That, however, is where Khamzat Chimaev comes in. While McGregor was working on boxing matches and whiskey, Khabib Nurmagomedov was the smashing machine in the UFC, but shunned the idea of moving weight classes for a second title. A dominant fighter in every sense of the word, Khabib was a wet blanket as far as fight promotion, except when McGregor was able to get under his skin.
In Khamzat Chimaev, the UFC appears to have found a happy middle ground. “Borz” from day one has stalked two divisions. Like McGregor, he had a quick rise right out of the gate; were it not for a serious bout with COVID-19, he might have already been fighting for a title.
The double champ angle is key: while he didn’t enter the UFC a double champ the way McGregor did, he appears better suited to winning a belt at middleweight than welterweight, but even at welterweight, he poses arguably the biggest threat to champ Kamaru Usman. For the first time in recent years, no one is rolling their eyes at the thought of someone dominating two divisions separated by a full 15 pounds.

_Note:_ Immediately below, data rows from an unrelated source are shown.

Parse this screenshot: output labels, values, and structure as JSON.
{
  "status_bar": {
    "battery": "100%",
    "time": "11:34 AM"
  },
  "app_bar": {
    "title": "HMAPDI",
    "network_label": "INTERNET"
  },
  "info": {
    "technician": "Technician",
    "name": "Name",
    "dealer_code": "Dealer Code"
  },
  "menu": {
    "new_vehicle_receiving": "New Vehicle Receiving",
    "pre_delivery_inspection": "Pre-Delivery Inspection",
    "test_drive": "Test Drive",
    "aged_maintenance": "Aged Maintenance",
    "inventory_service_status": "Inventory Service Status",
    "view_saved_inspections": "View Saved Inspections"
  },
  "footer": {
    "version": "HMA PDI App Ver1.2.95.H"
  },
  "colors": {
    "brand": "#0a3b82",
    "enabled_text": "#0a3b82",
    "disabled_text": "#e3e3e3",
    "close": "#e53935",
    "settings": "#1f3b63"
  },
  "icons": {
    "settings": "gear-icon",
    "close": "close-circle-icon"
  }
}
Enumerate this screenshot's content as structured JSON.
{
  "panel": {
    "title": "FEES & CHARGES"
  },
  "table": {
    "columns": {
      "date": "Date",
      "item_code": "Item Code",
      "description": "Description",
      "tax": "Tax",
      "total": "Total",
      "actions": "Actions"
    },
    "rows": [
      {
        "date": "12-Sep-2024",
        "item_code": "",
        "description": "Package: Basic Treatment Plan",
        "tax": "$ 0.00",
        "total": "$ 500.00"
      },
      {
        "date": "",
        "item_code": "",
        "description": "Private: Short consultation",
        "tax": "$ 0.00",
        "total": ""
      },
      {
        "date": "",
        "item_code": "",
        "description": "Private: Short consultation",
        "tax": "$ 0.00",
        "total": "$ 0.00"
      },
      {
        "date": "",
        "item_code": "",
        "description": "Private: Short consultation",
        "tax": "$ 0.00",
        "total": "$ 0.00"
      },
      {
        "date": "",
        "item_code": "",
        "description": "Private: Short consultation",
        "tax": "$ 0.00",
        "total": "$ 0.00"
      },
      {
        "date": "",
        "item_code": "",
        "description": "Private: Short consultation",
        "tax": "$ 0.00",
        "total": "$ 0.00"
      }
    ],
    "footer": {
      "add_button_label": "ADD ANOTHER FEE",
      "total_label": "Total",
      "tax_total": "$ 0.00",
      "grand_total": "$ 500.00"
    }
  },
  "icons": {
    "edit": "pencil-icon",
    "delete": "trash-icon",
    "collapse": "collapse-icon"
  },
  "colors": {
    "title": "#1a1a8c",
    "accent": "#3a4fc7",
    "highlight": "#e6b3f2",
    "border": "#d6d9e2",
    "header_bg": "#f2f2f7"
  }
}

Like McGregor, he’s prone to quick finishes, also like McGregor, he exudes confidence. And Chimaev seems able to will fights into existence, much the way McGregor did. He might even have a future in boxing — he’s already threatened to smash both Paul brothers in a single night.
Chmiaev might be using the Khabib playbook at times, even borrowing the “number one bullsh*t” catchphrase — but in terms of his rise in the sport, he’s more like McGregor than many think. Even his gift for gab is improving. Maybe hanging around Darren Till has helped.
At the end of the day, it all comes down to winning. Khamzat Chimaev has the “it” factor, which is another way of saying, fans are captivated by him even if they don’t know why. He simply needs to keep winning for the title fights, crossover experiments, and big paydays to come.
In a little under two weeks’ time, Chimaev is set to face Gilbert Burns. The fight is expected to be his toughest test to date. But he already has decorated supporters who see him as the real deal. Count featherweight champ Alexander Volkanovski among them.
“People that don’t really know the sport are expecting him to win but people that really do know the sport are probably – ‘Yeah Burns on the ground, you know world champion’. They’ll be surprised if Chimaev goes out there and just mauls him, and I feel like that’s what gonna happen,” Volkanovski told James Lynch recently. “I feel like that is where Chimaev is at right now. I think he is actually gonna go out there and show some dominant performance which is gonna be pretty incredible against someone like Burns.”
Chimaev even has a bit of that wild side that McGregor infamously possesses. Look no further than Michael Bisping’s tale of terror after riding in a car with Chimaev and Till, with Khamzat intentionally dodging traffic.
Has the UFC’s next big thing finally arrived? We should know soon enough. 2022 will be a critical year for Chimaev’s fighting career. If he defeats Burns and has a McGregor-Mendes sort of moment, albeit without a title on the line, a shot at gold could very well be next — at which point, you may see this comparison made more often.